● WHAT YOU SHOULD DO: Match on the string "France" in the entries below and return every matching line.

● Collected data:
----------
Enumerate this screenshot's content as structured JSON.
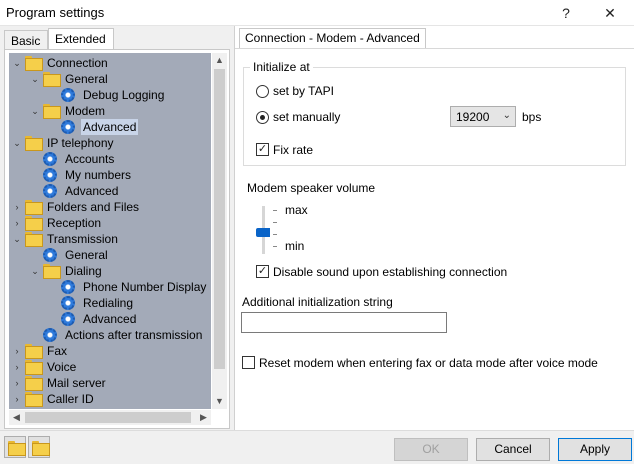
{
  "window": {
    "title": "Program settings",
    "help_glyph": "?",
    "close_glyph": "✕"
  },
  "tabs": {
    "basic": "Basic",
    "extended": "Extended"
  },
  "tree": {
    "items": [
      {
        "label": "Connection",
        "icon": "folder-icon",
        "expander": "⌄"
      },
      {
        "label": "General",
        "icon": "folder-icon",
        "expander": "⌄"
      },
      {
        "label": "Debug Logging",
        "icon": "gear-icon",
        "expander": ""
      },
      {
        "label": "Modem",
        "icon": "folder-icon",
        "expander": "⌄"
      },
      {
        "label": "Advanced",
        "icon": "gear-icon",
        "expander": ""
      },
      {
        "label": "IP telephony",
        "icon": "folder-icon",
        "expander": "⌄"
      },
      {
        "label": "Accounts",
        "icon": "gear-icon",
        "expander": ""
      },
      {
        "label": "My numbers",
        "icon": "gear-icon",
        "expander": ""
      },
      {
        "label": "Advanced",
        "icon": "gear-icon",
        "expander": ""
      },
      {
        "label": "Folders and Files",
        "icon": "folder-icon",
        "expander": "›"
      },
      {
        "label": "Reception",
        "icon": "folder-icon",
        "expander": "›"
      },
      {
        "label": "Transmission",
        "icon": "folder-icon",
        "expander": "⌄"
      },
      {
        "label": "General",
        "icon": "gear-icon",
        "expander": ""
      },
      {
        "label": "Dialing",
        "icon": "folder-icon",
        "expander": "⌄"
      },
      {
        "label": "Phone Number Display",
        "icon": "gear-icon",
        "expander": ""
      },
      {
        "label": "Redialing",
        "icon": "gear-icon",
        "expander": ""
      },
      {
        "label": "Advanced",
        "icon": "gear-icon",
        "expander": ""
      },
      {
        "label": "Actions after transmission",
        "icon": "gear-icon",
        "expander": ""
      },
      {
        "label": "Fax",
        "icon": "folder-icon",
        "expander": "›"
      },
      {
        "label": "Voice",
        "icon": "folder-icon",
        "expander": "›"
      },
      {
        "label": "Mail server",
        "icon": "folder-icon",
        "expander": "›"
      },
      {
        "label": "Caller ID",
        "icon": "folder-icon",
        "expander": "›"
      }
    ],
    "scroll_up": "▲",
    "scroll_down": "▼",
    "scroll_left": "◀",
    "scroll_right": "▶"
  },
  "panel": {
    "tab_title": "Connection - Modem - Advanced",
    "initialize": {
      "title": "Initialize at",
      "tapi_label": "set by TAPI",
      "manual_label": "set manually",
      "speed_value": "19200",
      "speed_unit": "bps",
      "combo_arrow": "⌄",
      "fix_rate_label": "Fix rate",
      "check_mark": "✓"
    },
    "speaker": {
      "title": "Modem speaker volume",
      "max_label": "max",
      "min_label": "min",
      "level": 0.33,
      "disable_sound_label": "Disable sound upon establishing connection"
    },
    "init_string": {
      "label": "Additional initialization string",
      "value": ""
    },
    "reset_label": "Reset modem when entering fax or data mode after voice mode"
  },
  "buttons": {
    "ok": "OK",
    "cancel": "Cancel",
    "apply": "Apply"
  },
  "colors": {
    "tree_background": "#a3aab8",
    "accent": "#0a64c8",
    "selection": "#c8d4e8"
  }
}
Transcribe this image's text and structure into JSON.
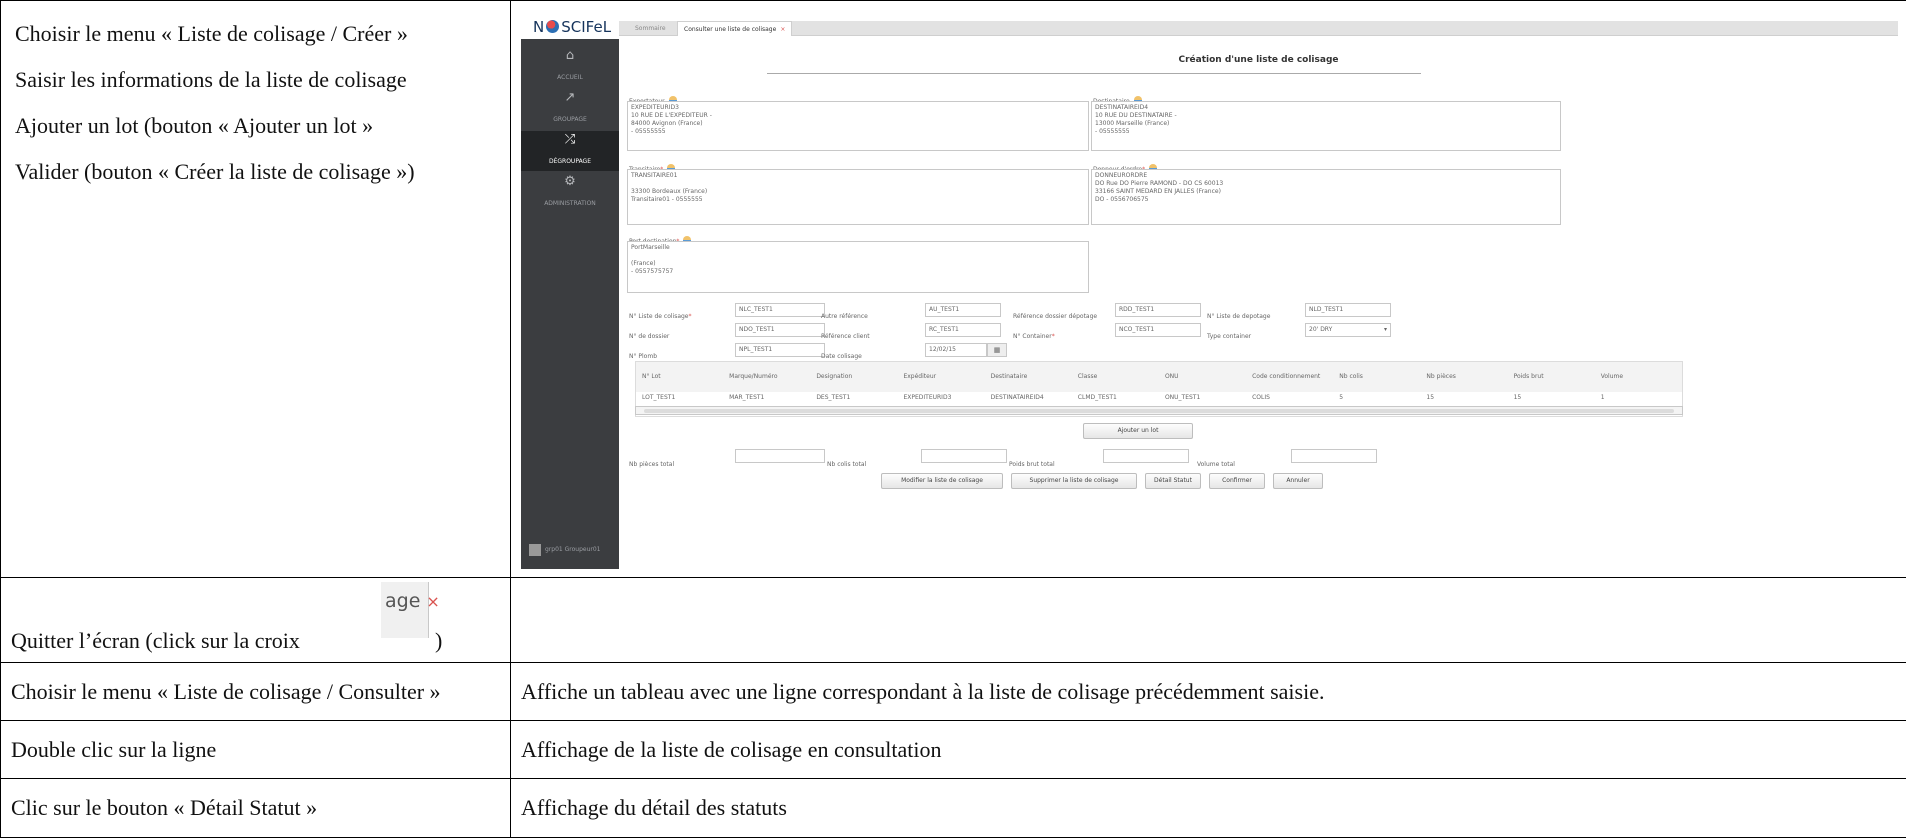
{
  "steps": [
    "Choisir le menu « Liste de colisage / Créer »",
    "Saisir les informations de la liste de colisage",
    "Ajouter un lot (bouton « Ajouter un lot »",
    "Valider (bouton « Créer la liste de colisage »)"
  ],
  "app": {
    "logo_text": "N",
    "logo_text2": "SCIFeL",
    "sidebar": [
      {
        "icon": "⌂",
        "label": "ACCUEIL"
      },
      {
        "icon": "↗",
        "label": "GROUPAGE"
      },
      {
        "icon": "⤮",
        "label": "DÉGROUPAGE"
      },
      {
        "icon": "⚙",
        "label": "ADMINISTRATION"
      }
    ],
    "user_name": "grp01",
    "user_role": "Groupeur01",
    "tabs": {
      "tab1": "Sommaire",
      "tab2": "Consulter une liste de colisage",
      "close": "×"
    },
    "form_title": "Création d'une liste de colisage",
    "exportateur_label": "Exportateur",
    "exportateur_value": "EXPEDITEURID3\n10 RUE DE L'EXPEDITEUR -\n84000 Avignon (France)\n- 05555555",
    "destinataire_label": "Destinataire",
    "destinataire_value": "DESTINATAIREID4\n10 RUE DU DESTINATAIRE -\n13000 Marseille (France)\n- 05555555",
    "transitaire_label": "Transitaire",
    "transitaire_value": "TRANSITAIRE01\n\n33300 Bordeaux (France)\nTransitaire01 - 0555555",
    "donneur_label": "Donneur d'ordre",
    "donneur_value": "DONNEURORDRE\nDO Rue DO Pierre RAMOND - DO CS 60013\n33166 SAINT MEDARD EN JALLES (France)\nDO - 0556706575",
    "port_label": "Port destination",
    "port_value": "PortMarseille\n\n(France)\n- 0557575757",
    "fields": {
      "nlc_label": "N° Liste de colisage",
      "nlc_value": "NLC_TEST1",
      "autre_label": "Autre référence",
      "autre_value": "AU_TEST1",
      "rdd_label": "Référence dossier dépotage",
      "rdd_value": "RDD_TEST1",
      "nld_label": "N° Liste de depotage",
      "nld_value": "NLD_TEST1",
      "ndo_label": "N° de dossier",
      "ndo_value": "NDO_TEST1",
      "rc_label": "Référence client",
      "rc_value": "RC_TEST1",
      "nco_label": "N° Container",
      "nco_value": "NCO_TEST1",
      "type_label": "Type container",
      "type_value": "20' DRY",
      "npl_label": "N° Plomb",
      "npl_value": "NPL_TEST1",
      "date_label": "Date colisage",
      "date_value": "12/02/15"
    },
    "grid_headers": [
      "N° Lot",
      "Marque/Numéro",
      "Designation",
      "Expéditeur",
      "Destinataire",
      "Classe",
      "ONU",
      "Code conditionnement",
      "Nb colis",
      "Nb pièces",
      "Poids brut",
      "Volume"
    ],
    "grid_row": [
      "LOT_TEST1",
      "MAR_TEST1",
      "DES_TEST1",
      "EXPEDITEURID3",
      "DESTINATAIREID4",
      "CLMD_TEST1",
      "ONU_TEST1",
      "COLIS",
      "5",
      "15",
      "15",
      "1"
    ],
    "add_lot": "Ajouter un lot",
    "totals": {
      "pieces": "Nb pièces total",
      "colis": "Nb colis total",
      "poids": "Poids brut total",
      "volume": "Volume total"
    },
    "buttons": [
      "Modifier la liste de colisage",
      "Supprimer la liste de colisage",
      "Détail Statut",
      "Confirmer",
      "Annuler"
    ]
  },
  "quit_step": "Quitter l’écran (click sur la croix",
  "quit_close": ")",
  "croix_text": "age",
  "croix_x": "×",
  "rows": [
    {
      "action": "Choisir le menu « Liste de colisage / Consulter »",
      "result": "Affiche un tableau avec une ligne correspondant à la liste de colisage précédemment saisie."
    },
    {
      "action": "Double clic sur la ligne",
      "result": "Affichage de la liste de colisage en consultation"
    },
    {
      "action": "Clic sur le bouton « Détail Statut »",
      "result": "Affichage du détail des statuts"
    }
  ]
}
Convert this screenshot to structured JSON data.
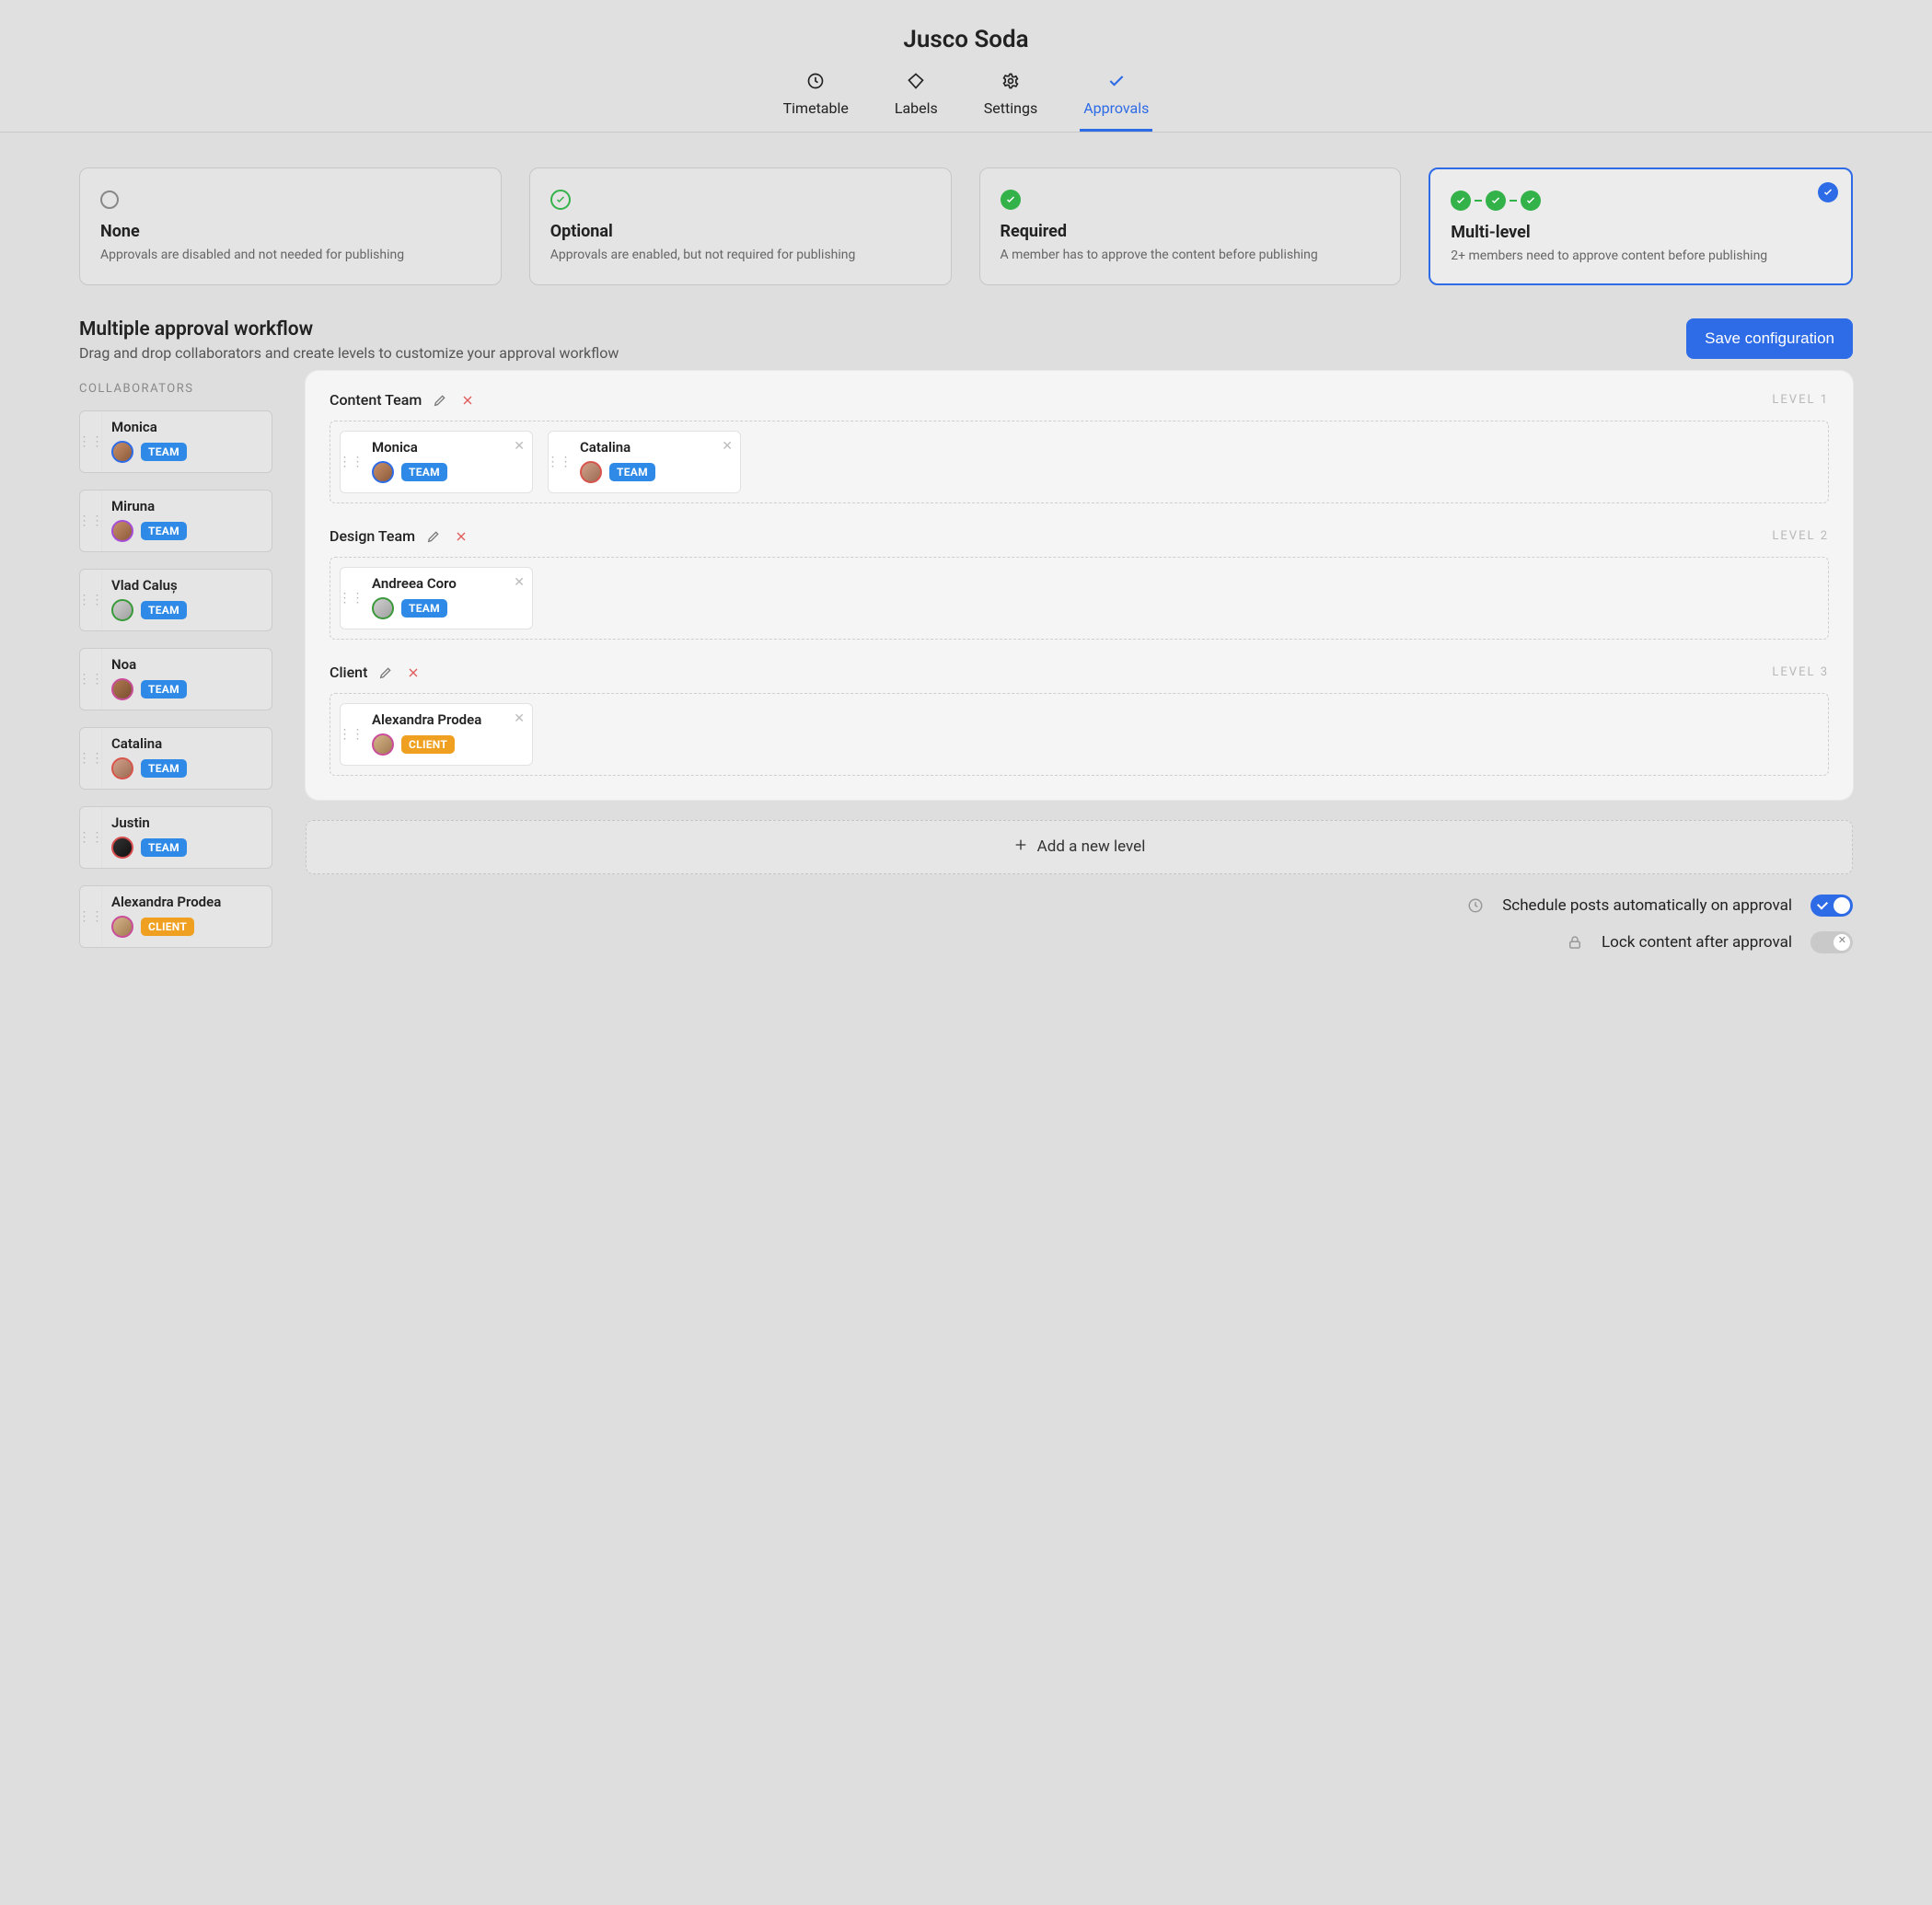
{
  "header": {
    "title": "Jusco Soda",
    "tabs": [
      {
        "id": "timetable",
        "label": "Timetable",
        "active": false
      },
      {
        "id": "labels",
        "label": "Labels",
        "active": false
      },
      {
        "id": "settings",
        "label": "Settings",
        "active": false
      },
      {
        "id": "approvals",
        "label": "Approvals",
        "active": true
      }
    ]
  },
  "approval_modes": [
    {
      "id": "none",
      "title": "None",
      "desc": "Approvals are disabled and not needed for publishing",
      "selected": false
    },
    {
      "id": "optional",
      "title": "Optional",
      "desc": "Approvals are enabled, but not required for publishing",
      "selected": false
    },
    {
      "id": "required",
      "title": "Required",
      "desc": "A member has to approve the content before publishing",
      "selected": false
    },
    {
      "id": "multi",
      "title": "Multi-level",
      "desc": "2+ members need to approve content before publishing",
      "selected": true
    }
  ],
  "workflow": {
    "title": "Multiple approval workflow",
    "subtitle": "Drag and drop collaborators and create levels to customize your approval workflow",
    "save_label": "Save configuration",
    "collaborators_heading": "COLLABORATORS",
    "add_level_label": "Add a new level"
  },
  "collaborators": [
    {
      "name": "Monica",
      "role": "TEAM",
      "avatar": "c7"
    },
    {
      "name": "Miruna",
      "role": "TEAM",
      "avatar": ""
    },
    {
      "name": "Vlad Caluș",
      "role": "TEAM",
      "avatar": "c3"
    },
    {
      "name": "Noa",
      "role": "TEAM",
      "avatar": "c4"
    },
    {
      "name": "Catalina",
      "role": "TEAM",
      "avatar": "c2"
    },
    {
      "name": "Justin",
      "role": "TEAM",
      "avatar": "c5"
    },
    {
      "name": "Alexandra Prodea",
      "role": "CLIENT",
      "avatar": "c6"
    }
  ],
  "levels": [
    {
      "name": "Content Team",
      "label": "LEVEL 1",
      "members": [
        {
          "name": "Monica",
          "role": "TEAM",
          "avatar": "c7"
        },
        {
          "name": "Catalina",
          "role": "TEAM",
          "avatar": "c2"
        }
      ]
    },
    {
      "name": "Design Team",
      "label": "LEVEL 2",
      "members": [
        {
          "name": "Andreea Coro",
          "role": "TEAM",
          "avatar": "c3"
        }
      ]
    },
    {
      "name": "Client",
      "label": "LEVEL 3",
      "members": [
        {
          "name": "Alexandra Prodea",
          "role": "CLIENT",
          "avatar": "c6"
        }
      ]
    }
  ],
  "settings": {
    "schedule_label": "Schedule posts automatically on approval",
    "schedule_on": true,
    "lock_label": "Lock content after approval",
    "lock_on": false
  }
}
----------
● SOLUTION:
    "exportateur_value": "EXPEDITEURID3\n10 RUE DE L'EXPEDITEUR -\n84000 Avignon (France)\n- 05555555",
    "destinataire_value": "DESTINATAIREID4\n10 RUE DU DESTINATAIRE -\n13000 Marseille (France)\n- 05555555",
    "transitaire_value": "TRANSITAIRE01\n\n33300 Bordeaux (France)\nTransitaire01 - 0555555",
    "donneur_value": "DONNEURORDRE\nDO Rue DO Pierre RAMOND - DO CS 60013\n33166 SAINT MEDARD EN JALLES (France)\nDO - 0556706575",
    "port_value": "PortMarseille\n\n(France)\n- 0557575757",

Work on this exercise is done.